The first issue of the new <i>Superman</i> surprised readers by bringing back Morgan Edge as the owner of the Daily Planet. But does this new Morgan Edge have the same shady connections as the original? There weren't any obvious hints of either Edge being in cahoots with either Intergang (or worse, Darkseid) in the first issue, but that doesn't mean that he's not up to no good in some way. <p>Will this Morgan Edge be the snarkier television boss of the 1970s, or the frontman for all kinds of illegal activity that Jack Kirby created and the post-Crisis <i>Superman</i> books revived? It's too early to tell, but our money's already on the latter. After all, who else but a villain would say something like, "After all, change is seldom easy. In fact, it can be downright painful"?


Kyle Rayner's new feature title <b>Green Lantern: New Guardians</b> establishes right off the bat that this is the Kyle Rayner fans know and love. There was a time when all the Green Lanterns (and most of the Guardians of Oa) died/were gone, and Kyle received what was at the time the last, the only Green Lantern ring. <p>Jumping back into the present though, is where the mystery comes from. Throughout the first issue we see rings across the spectrum, a Red ring of rage, Orange of avarice, Yellow of fear, Blue of hope, Indigo of compassion, and Violet of love all up and fly away from their current ring-bearers (resulting in injury or worse for many). Every one of those rings shows up in Sector 2814, proclaiming "Kyle Rayner of Earth, You have been chosen." <p>The question then of course is, why do all the rings want Kyle Rayner? Is it something about his ring (assuming in this new continuity this is still the same "last/first ring")? Does Kyle, with his artistic mind and emotional moments, have a unique constitution ready to accept every color? And of course, if all these rings actually make it onto Kyle's fingers, what will that emotional overload do to him? These are obviously questions DC wants us asking, but they're nonetheless intriguing.


Some fans have voiced issues with the decompressed state of storytelling in New 52 titles, with <i>Justice League #1</i> being named in particular because of it's slow-burn reimagining or the origin of DC's premier super-team. <p>Anyone have any decompressed complaints about i>Superman #1</i>? <p>As <a href=>Newsarama reported Friday afternoon</a>, writer/artist George Perez may be leaving those duties as of issue of #7, but if issue #1 is any indication he may create the effective equivalent of a good full year's worth of your garden variety storytelling in his six issues anyway. <p>Not critique mind you, merely observation, but in Perez's trademark tour de force "compressed" style, <i>Superman #1</i>'s 25 story pages may have packed more panels, dialogue, and exposition into one standard(ish)-sized comic book issue ever. <p>Anyone have a number for the Guinness folks?
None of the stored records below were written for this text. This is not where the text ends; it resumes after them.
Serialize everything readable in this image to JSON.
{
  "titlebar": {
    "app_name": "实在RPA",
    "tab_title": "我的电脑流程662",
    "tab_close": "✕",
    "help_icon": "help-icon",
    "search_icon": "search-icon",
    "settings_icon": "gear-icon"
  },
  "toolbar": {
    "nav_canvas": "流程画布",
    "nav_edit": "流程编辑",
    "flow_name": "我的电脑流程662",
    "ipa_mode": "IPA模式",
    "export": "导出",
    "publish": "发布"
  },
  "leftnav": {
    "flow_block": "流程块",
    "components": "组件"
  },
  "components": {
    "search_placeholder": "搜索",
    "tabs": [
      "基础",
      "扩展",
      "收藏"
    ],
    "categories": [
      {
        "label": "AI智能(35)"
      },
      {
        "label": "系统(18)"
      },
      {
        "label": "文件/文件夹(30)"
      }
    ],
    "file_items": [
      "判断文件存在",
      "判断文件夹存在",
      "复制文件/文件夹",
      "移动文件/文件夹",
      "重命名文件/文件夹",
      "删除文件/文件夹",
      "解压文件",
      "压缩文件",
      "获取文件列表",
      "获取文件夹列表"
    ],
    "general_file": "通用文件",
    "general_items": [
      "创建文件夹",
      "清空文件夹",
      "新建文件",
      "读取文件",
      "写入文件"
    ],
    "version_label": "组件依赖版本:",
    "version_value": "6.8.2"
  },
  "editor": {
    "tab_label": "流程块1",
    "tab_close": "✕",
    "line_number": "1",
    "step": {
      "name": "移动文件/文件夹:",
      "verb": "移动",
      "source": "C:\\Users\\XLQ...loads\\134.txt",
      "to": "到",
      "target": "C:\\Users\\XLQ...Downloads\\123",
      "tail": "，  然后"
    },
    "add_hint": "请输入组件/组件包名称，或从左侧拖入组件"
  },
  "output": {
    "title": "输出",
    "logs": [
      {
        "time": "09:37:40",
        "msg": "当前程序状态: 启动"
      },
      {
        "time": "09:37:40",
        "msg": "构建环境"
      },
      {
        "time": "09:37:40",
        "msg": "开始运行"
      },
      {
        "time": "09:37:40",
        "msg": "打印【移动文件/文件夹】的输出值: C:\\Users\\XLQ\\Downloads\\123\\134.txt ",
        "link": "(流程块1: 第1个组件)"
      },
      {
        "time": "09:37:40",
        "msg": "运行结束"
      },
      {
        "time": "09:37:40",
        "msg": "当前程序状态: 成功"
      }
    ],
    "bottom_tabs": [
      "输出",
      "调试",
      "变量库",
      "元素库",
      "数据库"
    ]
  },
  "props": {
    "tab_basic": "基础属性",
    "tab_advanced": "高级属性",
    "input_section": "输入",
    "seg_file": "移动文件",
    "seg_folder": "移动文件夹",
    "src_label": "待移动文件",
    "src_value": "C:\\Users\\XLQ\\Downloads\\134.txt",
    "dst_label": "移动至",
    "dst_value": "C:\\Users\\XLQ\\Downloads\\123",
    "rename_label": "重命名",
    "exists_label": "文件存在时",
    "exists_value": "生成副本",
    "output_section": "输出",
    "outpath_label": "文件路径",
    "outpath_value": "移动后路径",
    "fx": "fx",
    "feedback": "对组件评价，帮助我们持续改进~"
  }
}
Top 10 Questions Raised by Week 4 of DC's NEW 52

Date: 30 September 2011 Time: 07:58 PM ET